Ian jones thinks that too much of the debate in FM is patronising.
I don't think I have felt this beleaguered for a long time.
The facilities manager seems to be under attack from all quarters, often from people purporting to be representing the profession. I spent a lot of time on the train this month and read lots of different FM-related magazines and other professional periodicals and I have noted that, as an FM:
- I don't innovate at all;
- I'm not adding any value to the company;
- I don't have a seat on the board;
- I don't understand the company objectives and therefore don't align with them;
- I don't have any strategic understanding;
- I don't understand and therefore can't influence culture;
- I don't understand how I can help to transform my workplace;

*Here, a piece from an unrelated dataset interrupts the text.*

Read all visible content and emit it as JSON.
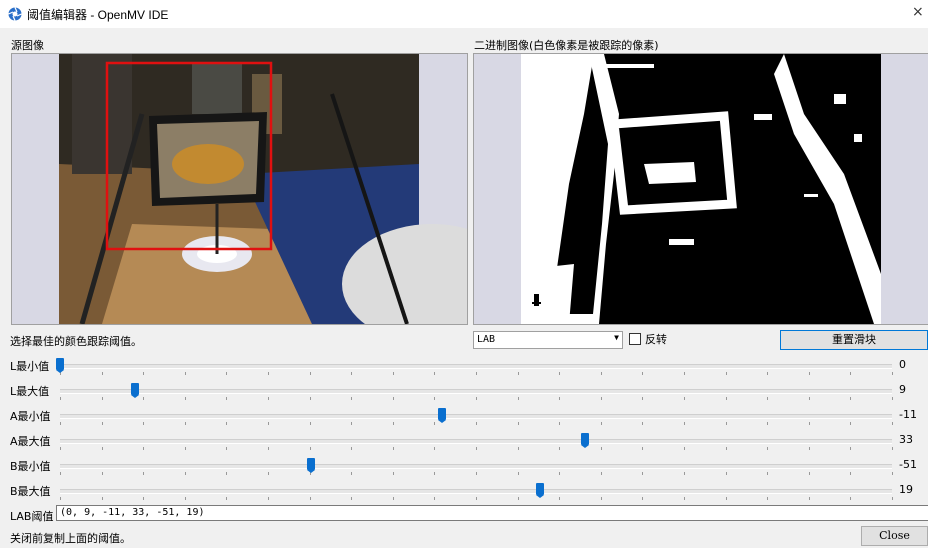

- My team and I hide away;
- I'm ruled by the procurement department;
- I'm only interested in toilets and energy-saving light bulbs;
- I need to up my game;
- I haven't looked after the assets I have been given;
- I go to tender simply to save money and take the cheapest service offered;
- I need BIM but I don't understand it; and
- I need "soft landings" because I am incapable of operating without it.
"Let me tell you, guys and gals - you're not selling yourselves to me.
"Exactly who are these comments really aimed at? Are the service providers, professional bodies and commentators that are making these statements talking about the FMs of every company? Or are they talking about themselves? Are all FMs stupid - is that what you're saying?
"As an FM I am not unique, I know many people in this industry working for all sorts of companies. They are like me; they are my peers. We work hard every single day trying to satisfy the needs and wants of the companies we work for and for the people within. I completely understand how my company works, how we need to be serviced by our providers, how we do things now, how I know we can do things more efficiently, effectively (and yes, sometimes cheaper). Maybe it is my peers - maybe they just don't understand their companies. But I rather think they do. And none of us likes to be lectured to.
"I've been to seminars recently where service providers and consultants have even stood on the stage and called me the "not very intelligent client". Sorry guys, but you need to start modifying your approach or I'm going to take my toys back.
"I am not stupid; I do understand my company and my people, I already have a strategic role, I do understand the value we bring. I don't want (nor do I need or think I should have) a seat on the board. Oh, and I know more about the importance of toilets in terms of staff engagement than you'll ever know.
"So my advice is to try a different message before you alienate yourselves totally from the very people that you are purporting to help. I can only stand so much
Ian Jones is director of facilities and estates for ITV Plc. If you'd like to comment, email your correspondence to us at [email protected]